One of the go-to tools for the genealogist/family historian is the population census. The U.S. Federal Census is the first tool I reach for when looking for Native American ancestors and can really help in establishing where your ancestors were, who was around them and how they migrated.
However, when tracing your ancestors back you may find that your family may suddenly disappear from the U.S. Federal census. There are several reasons for this absence. Always do your due diligence to find out if they moved somewhere or were simply left off. If there is no evidence of such a migration or error and if you have other evidence linking them to a tribe, then it could mean that they were living with their tribe at that specific period of time.
If that’s the case, you’d want to check out the census of the nearest tribe or the tribe your ancestor claims.
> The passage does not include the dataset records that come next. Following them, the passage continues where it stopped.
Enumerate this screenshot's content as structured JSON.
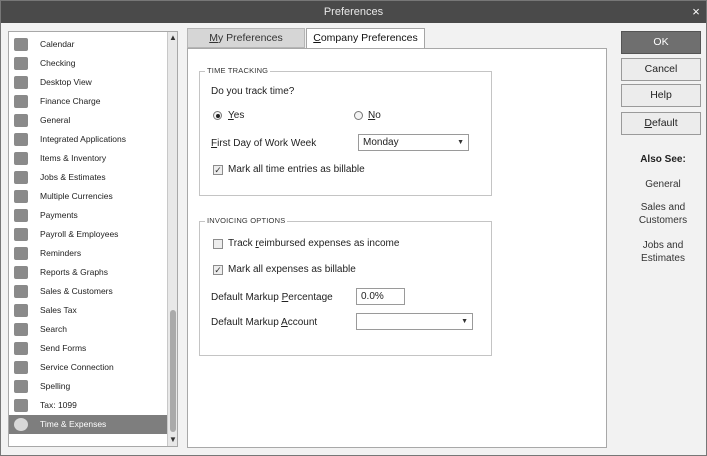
{
  "window": {
    "title": "Preferences",
    "close_glyph": "×"
  },
  "sidebar": {
    "items": [
      {
        "label": "Calendar",
        "icon": "calendar-icon"
      },
      {
        "label": "Checking",
        "icon": "checking-icon"
      },
      {
        "label": "Desktop View",
        "icon": "desktop-view-icon"
      },
      {
        "label": "Finance Charge",
        "icon": "finance-charge-icon"
      },
      {
        "label": "General",
        "icon": "general-icon"
      },
      {
        "label": "Integrated Applications",
        "icon": "integrated-apps-icon"
      },
      {
        "label": "Items & Inventory",
        "icon": "items-inventory-icon"
      },
      {
        "label": "Jobs & Estimates",
        "icon": "jobs-estimates-icon"
      },
      {
        "label": "Multiple Currencies",
        "icon": "currencies-icon"
      },
      {
        "label": "Payments",
        "icon": "payments-icon"
      },
      {
        "label": "Payroll & Employees",
        "icon": "payroll-icon"
      },
      {
        "label": "Reminders",
        "icon": "reminders-icon"
      },
      {
        "label": "Reports & Graphs",
        "icon": "reports-graphs-icon"
      },
      {
        "label": "Sales & Customers",
        "icon": "sales-customers-icon"
      },
      {
        "label": "Sales Tax",
        "icon": "sales-tax-icon"
      },
      {
        "label": "Search",
        "icon": "search-icon"
      },
      {
        "label": "Send Forms",
        "icon": "send-forms-icon"
      },
      {
        "label": "Service Connection",
        "icon": "service-connection-icon"
      },
      {
        "label": "Spelling",
        "icon": "spelling-icon"
      },
      {
        "label": "Tax: 1099",
        "icon": "tax-1099-icon"
      },
      {
        "label": "Time & Expenses",
        "icon": "time-expenses-icon",
        "selected": true
      }
    ],
    "scroll_up": "▲",
    "scroll_down": "▼"
  },
  "tabs": {
    "my_prefix": "M",
    "my_rest": "y Preferences",
    "company_prefix": "C",
    "company_rest": "ompany Preferences"
  },
  "time_tracking": {
    "title": "TIME TRACKING",
    "question": "Do you track time?",
    "yes_prefix": "Y",
    "yes_rest": "es",
    "no_prefix": "N",
    "no_rest": "o",
    "selected": "Yes",
    "first_day_prefix": "F",
    "first_day_rest": "irst Day of Work Week",
    "first_day_value": "Monday",
    "billable_label": "Mark all time entries as billable",
    "billable_checked": true
  },
  "invoicing": {
    "title": "INVOICING OPTIONS",
    "track_pre": "Track ",
    "track_key": "r",
    "track_rest": "eimbursed expenses as income",
    "track_checked": false,
    "mark_label": "Mark all expenses as billable",
    "mark_checked": true,
    "markup_pct_pre": "Default Markup ",
    "markup_pct_key": "P",
    "markup_pct_rest": "ercentage",
    "markup_pct_value": "0.0%",
    "markup_acct_pre": "Default Markup ",
    "markup_acct_key": "A",
    "markup_acct_rest": "ccount",
    "markup_acct_value": ""
  },
  "buttons": {
    "ok": "OK",
    "cancel": "Cancel",
    "help": "Help",
    "default_prefix": "D",
    "default_rest": "efault"
  },
  "also_see": {
    "heading": "Also See:",
    "links": [
      "General",
      "Sales and Customers",
      "Jobs and Estimates"
    ]
  },
  "glyphs": {
    "check": "✓",
    "dropdown": "▼"
  }
}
Tribal censuses could be taken by the government or the tribe itself. While these censuses don’t contain as much detail as what we are used to seeing in the U.S. Federal Census, they can help us place the ancestor with the particular tribe at a particular time.
Always be sure that the names in the household on the tribal census match the names for your ancestor and their immediate family. Don’t fall into the trap of claiming the wrong set of ancestors. Also, don’t assume that just because an ancestor isn’t on the U.S. Census that it automatically means they are on a tribal census.
It used to be quite a chore to find these records. However, thanks to sites like Ancestry.com, you can now locate censuses for larger tribes like the Cherokee as well as smaller tribes such as the Nooksak, Monache and Klamath. Another side benefit of tribal censuses is that they were not always taken at the same intervals as their U.S. counterparts. That means you can often locate Native American ancestors during years not covered by the Federal Census. For example, there are censuses of the Cherokee for 1835 (pre-removal), 1867, 1883, 1886, 1890 and 1896.
While Ancestry is a paid site, you can use it for free at many libraries. There are also some free sites on the web such as accessgenealogy.com that have transcriptions or images of tribal census pages. Whichever source you choose, tribal censuses can be an invaluable resource for locating Native American ancestors.
Here are just a few of the census records found on Ancestry.com:
Native American CensusesIndian Census Documents from Ancestry.com including Arapaho, Cherokee, Eastern Cherokee, Cheyenne, Chickasaw, Choctaw, Creek, Delaware, Kickapoo, Miami, Muskogee, Osage, Potawatomi, Sac and Fox, Seminole, and Shawnee tribes.
|Cherokee||1867, 1880, 1883, 1886, 1890, 1893, 1896|
|Muskogee||World War I|
|Sac and Fox||various|